--- Data records ---
---*---

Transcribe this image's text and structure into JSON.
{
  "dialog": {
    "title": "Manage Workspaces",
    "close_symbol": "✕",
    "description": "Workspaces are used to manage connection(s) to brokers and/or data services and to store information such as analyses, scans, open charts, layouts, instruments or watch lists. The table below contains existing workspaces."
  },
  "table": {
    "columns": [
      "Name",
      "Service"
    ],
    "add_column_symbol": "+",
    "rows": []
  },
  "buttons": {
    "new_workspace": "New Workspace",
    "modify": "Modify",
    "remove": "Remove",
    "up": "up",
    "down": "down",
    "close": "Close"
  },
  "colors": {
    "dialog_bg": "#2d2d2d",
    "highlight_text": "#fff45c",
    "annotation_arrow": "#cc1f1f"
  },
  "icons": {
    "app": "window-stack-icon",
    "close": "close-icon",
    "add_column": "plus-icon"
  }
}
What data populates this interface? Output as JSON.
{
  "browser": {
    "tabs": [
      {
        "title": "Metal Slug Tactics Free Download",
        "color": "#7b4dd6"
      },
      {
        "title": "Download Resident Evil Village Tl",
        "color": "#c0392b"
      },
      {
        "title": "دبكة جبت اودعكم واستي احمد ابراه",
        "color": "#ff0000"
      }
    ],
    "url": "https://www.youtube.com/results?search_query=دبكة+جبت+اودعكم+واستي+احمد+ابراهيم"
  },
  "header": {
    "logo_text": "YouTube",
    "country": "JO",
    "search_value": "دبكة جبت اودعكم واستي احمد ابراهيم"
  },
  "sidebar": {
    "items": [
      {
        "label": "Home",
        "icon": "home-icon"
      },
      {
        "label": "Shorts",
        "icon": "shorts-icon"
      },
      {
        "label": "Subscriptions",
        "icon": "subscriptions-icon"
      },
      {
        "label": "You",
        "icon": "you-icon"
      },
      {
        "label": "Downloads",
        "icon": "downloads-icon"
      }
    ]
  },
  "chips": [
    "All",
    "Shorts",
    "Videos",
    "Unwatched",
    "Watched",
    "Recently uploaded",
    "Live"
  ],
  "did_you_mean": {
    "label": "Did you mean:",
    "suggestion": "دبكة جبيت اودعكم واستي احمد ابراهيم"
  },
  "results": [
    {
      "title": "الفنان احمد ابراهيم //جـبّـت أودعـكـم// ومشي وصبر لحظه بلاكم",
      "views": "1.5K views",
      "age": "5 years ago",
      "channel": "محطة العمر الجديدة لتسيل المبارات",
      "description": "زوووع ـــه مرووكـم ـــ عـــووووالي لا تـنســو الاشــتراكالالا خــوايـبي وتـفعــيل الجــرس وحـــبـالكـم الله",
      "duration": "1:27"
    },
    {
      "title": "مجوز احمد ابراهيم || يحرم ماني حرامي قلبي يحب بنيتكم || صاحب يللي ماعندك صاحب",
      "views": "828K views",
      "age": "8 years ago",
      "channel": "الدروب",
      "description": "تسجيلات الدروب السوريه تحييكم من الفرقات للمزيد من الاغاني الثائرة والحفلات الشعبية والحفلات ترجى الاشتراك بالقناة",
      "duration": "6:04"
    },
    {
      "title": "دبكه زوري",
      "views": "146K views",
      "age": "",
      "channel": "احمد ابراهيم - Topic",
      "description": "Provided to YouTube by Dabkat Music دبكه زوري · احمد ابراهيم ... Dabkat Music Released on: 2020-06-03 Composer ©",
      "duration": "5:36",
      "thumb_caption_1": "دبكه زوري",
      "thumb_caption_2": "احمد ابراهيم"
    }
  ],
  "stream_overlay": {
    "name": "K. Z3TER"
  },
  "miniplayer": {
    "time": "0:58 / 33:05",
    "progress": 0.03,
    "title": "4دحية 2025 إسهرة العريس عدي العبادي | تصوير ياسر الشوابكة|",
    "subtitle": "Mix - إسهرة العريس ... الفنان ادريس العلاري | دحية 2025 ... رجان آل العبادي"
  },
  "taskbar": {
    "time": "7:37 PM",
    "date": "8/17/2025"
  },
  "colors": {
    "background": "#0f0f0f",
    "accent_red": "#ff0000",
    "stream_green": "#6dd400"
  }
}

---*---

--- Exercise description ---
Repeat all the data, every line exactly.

--- Exercise answer ---
Transcribe this image's text and structure into JSON.
{
  "dialog": {
    "title": "Manage Workspaces",
    "close_symbol": "✕",
    "description": "Workspaces are used to manage connection(s) to brokers and/or data services and to store information such as analyses, scans, open charts, layouts, instruments or watch lists. The table below contains existing workspaces."
  },
  "table": {
    "columns": [
      "Name",
      "Service"
    ],
    "add_column_symbol": "+",
    "rows": []
  },
  "buttons": {
    "new_workspace": "New Workspace",
    "modify": "Modify",
    "remove": "Remove",
    "up": "up",
    "down": "down",
    "close": "Close"
  },
  "colors": {
    "dialog_bg": "#2d2d2d",
    "highlight_text": "#fff45c",
    "annotation_arrow": "#cc1f1f"
  },
  "icons": {
    "app": "window-stack-icon",
    "close": "close-icon",
    "add_column": "plus-icon"
  }
}
What data populates this interface? Output as JSON.
{
  "browser": {
    "tabs": [
      {
        "title": "Metal Slug Tactics Free Download",
        "color": "#7b4dd6"
      },
      {
        "title": "Download Resident Evil Village Tl",
        "color": "#c0392b"
      },
      {
        "title": "دبكة جبت اودعكم واستي احمد ابراه",
        "color": "#ff0000"
      }
    ],
    "url": "https://www.youtube.com/results?search_query=دبكة+جبت+اودعكم+واستي+احمد+ابراهيم"
  },
  "header": {
    "logo_text": "YouTube",
    "country": "JO",
    "search_value": "دبكة جبت اودعكم واستي احمد ابراهيم"
  },
  "sidebar": {
    "items": [
      {
        "label": "Home",
        "icon": "home-icon"
      },
      {
        "label": "Shorts",
        "icon": "shorts-icon"
      },
      {
        "label": "Subscriptions",
        "icon": "subscriptions-icon"
      },
      {
        "label": "You",
        "icon": "you-icon"
      },
      {
        "label": "Downloads",
        "icon": "downloads-icon"
      }
    ]
  },
  "chips": [
    "All",
    "Shorts",
    "Videos",
    "Unwatched",
    "Watched",
    "Recently uploaded",
    "Live"
  ],
  "did_you_mean": {
    "label": "Did you mean:",
    "suggestion": "دبكة جبيت اودعكم واستي احمد ابراهيم"
  },
  "results": [
    {
      "title": "الفنان احمد ابراهيم //جـبّـت أودعـكـم// ومشي وصبر لحظه بلاكم",
      "views": "1.5K views",
      "age": "5 years ago",
      "channel": "محطة العمر الجديدة لتسيل المبارات",
      "description": "زوووع ـــه مرووكـم ـــ عـــووووالي لا تـنســو الاشــتراكالالا خــوايـبي وتـفعــيل الجــرس وحـــبـالكـم الله",
      "duration": "1:27"
    },
    {
      "title": "مجوز احمد ابراهيم || يحرم ماني حرامي قلبي يحب بنيتكم || صاحب يللي ماعندك صاحب",
      "views": "828K views",
      "age": "8 years ago",
      "channel": "الدروب",
      "description": "تسجيلات الدروب السوريه تحييكم من الفرقات للمزيد من الاغاني الثائرة والحفلات الشعبية والحفلات ترجى الاشتراك بالقناة",
      "duration": "6:04"
    },
    {
      "title": "دبكه زوري",
      "views": "146K views",
      "age": "",
      "channel": "احمد ابراهيم - Topic",
      "description": "Provided to YouTube by Dabkat Music دبكه زوري · احمد ابراهيم ... Dabkat Music Released on: 2020-06-03 Composer ©",
      "duration": "5:36",
      "thumb_caption_1": "دبكه زوري",
      "thumb_caption_2": "احمد ابراهيم"
    }
  ],
  "stream_overlay": {
    "name": "K. Z3TER"
  },
  "miniplayer": {
    "time": "0:58 / 33:05",
    "progress": 0.03,
    "title": "4دحية 2025 إسهرة العريس عدي العبادي | تصوير ياسر الشوابكة|",
    "subtitle": "Mix - إسهرة العريس ... الفنان ادريس العلاري | دحية 2025 ... رجان آل العبادي"
  },
  "taskbar": {
    "time": "7:37 PM",
    "date": "8/17/2025"
  },
  "colors": {
    "background": "#0f0f0f",
    "accent_red": "#ff0000",
    "stream_green": "#6dd400"
  }
}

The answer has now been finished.